The reason fares are lower with a wider travel window, DayJet said, is because it is easier to pair passengers with overlapping windows going the same direction. This last point is important since the customers on board might not be going to the same destination.

For example, the aircraft carrying the customer from A to B has another passenger on board who’s going from A to C, and both destinations are east of airport A. So the aircraft would stop en route at airport C (halfway between A and B) to drop off a passenger and then continue on with the customer who wants to go to airport B.

This grouping of passengers is important, given that DayJet said it needs to carry an average of 1.3 passengers a trip to break even. The example above going from A to C to B with two passengers constitutes one trip, meaning it would be profitable according to the company’s estimates.

DayJet’s Eclipse 500s will be configured with five seats, three of which will be for passenger use. Each aircraft will be flown with two qualified pilots, who will work set shifts each weekday and will start and end this shift at their base airport.

Pilot work shifts will be either from 7 a.m. to 3 p.m. or from 3 p.m. to 11 p.m., which DayJet said the FAA likes because crewmembers will never violate Part 135 crew duty and rest requirements. Further, DayJet pilots will have a predictable, set schedule, allowing them to come home to their families every night.

DayJet expects to launch service in the summer next year to select markets soon after it takes delivery of its first Eclipse 500. The company will continue to expand operations to additional locations throughout 2007, and it plans to serve as many as 30 markets with per-seat, on-demand service by the end of its second year of operations.

Will the concept work? According to Richard Aboulafia of The Teal Group, a Fairfax, Va. market research firm, “DayJet probably won’t revolutionize the travel industry, and it certainly won’t be the next NetJets. However, with airline service cutbacks in the Southeast and Northeast, these two regions would be a good place for an air-limo experiment. I don’t see any virtue for such a service on the West Coast, though.”

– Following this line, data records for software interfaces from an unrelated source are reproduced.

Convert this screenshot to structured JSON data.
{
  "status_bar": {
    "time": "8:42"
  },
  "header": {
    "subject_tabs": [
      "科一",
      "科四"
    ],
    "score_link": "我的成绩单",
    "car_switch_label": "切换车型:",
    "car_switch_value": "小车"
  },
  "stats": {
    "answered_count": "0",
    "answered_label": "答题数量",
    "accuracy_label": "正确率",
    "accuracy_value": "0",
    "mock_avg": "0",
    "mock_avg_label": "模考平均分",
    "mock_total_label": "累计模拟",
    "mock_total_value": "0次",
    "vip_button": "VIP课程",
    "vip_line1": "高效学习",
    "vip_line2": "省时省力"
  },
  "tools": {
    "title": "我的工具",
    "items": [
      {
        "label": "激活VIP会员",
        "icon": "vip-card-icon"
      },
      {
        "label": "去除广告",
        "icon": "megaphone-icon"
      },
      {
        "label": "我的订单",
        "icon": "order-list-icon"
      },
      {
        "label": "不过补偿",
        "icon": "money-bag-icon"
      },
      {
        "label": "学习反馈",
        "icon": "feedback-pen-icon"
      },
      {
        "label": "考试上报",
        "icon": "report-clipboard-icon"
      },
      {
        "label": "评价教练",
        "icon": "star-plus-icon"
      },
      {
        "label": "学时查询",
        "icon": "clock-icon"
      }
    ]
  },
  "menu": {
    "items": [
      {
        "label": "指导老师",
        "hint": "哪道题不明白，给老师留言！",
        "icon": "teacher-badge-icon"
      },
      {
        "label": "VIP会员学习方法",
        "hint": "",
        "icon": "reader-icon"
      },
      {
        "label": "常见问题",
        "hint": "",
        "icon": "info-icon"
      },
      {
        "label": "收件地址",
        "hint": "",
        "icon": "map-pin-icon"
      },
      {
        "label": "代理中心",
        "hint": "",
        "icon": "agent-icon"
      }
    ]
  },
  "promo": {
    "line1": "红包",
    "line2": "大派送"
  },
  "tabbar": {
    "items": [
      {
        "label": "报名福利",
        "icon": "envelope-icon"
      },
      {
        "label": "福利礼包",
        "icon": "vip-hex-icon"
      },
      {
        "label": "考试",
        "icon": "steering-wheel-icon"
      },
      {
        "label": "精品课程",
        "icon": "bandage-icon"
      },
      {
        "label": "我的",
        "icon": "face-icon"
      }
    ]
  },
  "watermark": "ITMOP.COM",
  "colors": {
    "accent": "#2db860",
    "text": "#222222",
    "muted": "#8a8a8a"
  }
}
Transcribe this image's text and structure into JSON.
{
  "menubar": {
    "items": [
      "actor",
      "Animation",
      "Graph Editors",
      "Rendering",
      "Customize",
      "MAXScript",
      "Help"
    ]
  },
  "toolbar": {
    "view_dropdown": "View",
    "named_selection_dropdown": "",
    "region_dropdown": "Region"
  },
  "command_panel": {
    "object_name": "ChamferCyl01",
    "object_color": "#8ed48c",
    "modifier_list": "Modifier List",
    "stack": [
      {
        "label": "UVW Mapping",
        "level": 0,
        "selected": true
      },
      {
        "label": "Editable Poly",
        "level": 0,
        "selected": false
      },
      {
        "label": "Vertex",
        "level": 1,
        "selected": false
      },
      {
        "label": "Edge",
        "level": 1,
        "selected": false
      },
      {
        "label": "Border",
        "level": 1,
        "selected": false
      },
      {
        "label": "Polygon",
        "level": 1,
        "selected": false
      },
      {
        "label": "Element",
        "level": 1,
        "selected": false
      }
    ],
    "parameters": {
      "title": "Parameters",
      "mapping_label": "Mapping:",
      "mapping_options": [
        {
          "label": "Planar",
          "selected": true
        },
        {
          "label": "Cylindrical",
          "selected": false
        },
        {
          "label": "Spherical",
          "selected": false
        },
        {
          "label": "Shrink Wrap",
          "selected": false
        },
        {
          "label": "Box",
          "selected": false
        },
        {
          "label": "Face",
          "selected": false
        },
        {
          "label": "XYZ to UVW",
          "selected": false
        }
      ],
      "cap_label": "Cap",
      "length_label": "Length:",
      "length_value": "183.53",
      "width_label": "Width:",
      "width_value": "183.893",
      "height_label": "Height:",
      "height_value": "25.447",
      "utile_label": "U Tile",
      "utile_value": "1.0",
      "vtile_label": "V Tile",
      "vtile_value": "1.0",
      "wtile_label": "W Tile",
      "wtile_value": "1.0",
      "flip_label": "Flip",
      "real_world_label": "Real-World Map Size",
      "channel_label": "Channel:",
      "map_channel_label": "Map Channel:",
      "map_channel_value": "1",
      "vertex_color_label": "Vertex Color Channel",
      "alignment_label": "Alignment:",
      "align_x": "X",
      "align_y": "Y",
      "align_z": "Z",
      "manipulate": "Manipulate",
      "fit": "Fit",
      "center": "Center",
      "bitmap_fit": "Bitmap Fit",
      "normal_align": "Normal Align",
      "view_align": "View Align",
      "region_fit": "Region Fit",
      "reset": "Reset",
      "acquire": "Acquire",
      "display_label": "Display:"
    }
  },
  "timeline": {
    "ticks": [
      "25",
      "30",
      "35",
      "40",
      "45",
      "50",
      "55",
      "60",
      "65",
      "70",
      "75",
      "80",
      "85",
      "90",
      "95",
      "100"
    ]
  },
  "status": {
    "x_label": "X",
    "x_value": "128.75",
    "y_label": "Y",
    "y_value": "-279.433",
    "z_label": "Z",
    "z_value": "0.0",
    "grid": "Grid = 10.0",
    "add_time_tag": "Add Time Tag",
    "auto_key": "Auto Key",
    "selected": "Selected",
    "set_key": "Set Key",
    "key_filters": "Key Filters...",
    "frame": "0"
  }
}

Taking a more optimistic view of DayJet, General Aero president and former NBAA president Jack Olcott believes DayJet could very well succeed. He told AIN, “It seems that his air limo will address a real need, even though this new market is extremely difficult to predict. DayJet will be something well worth watching.”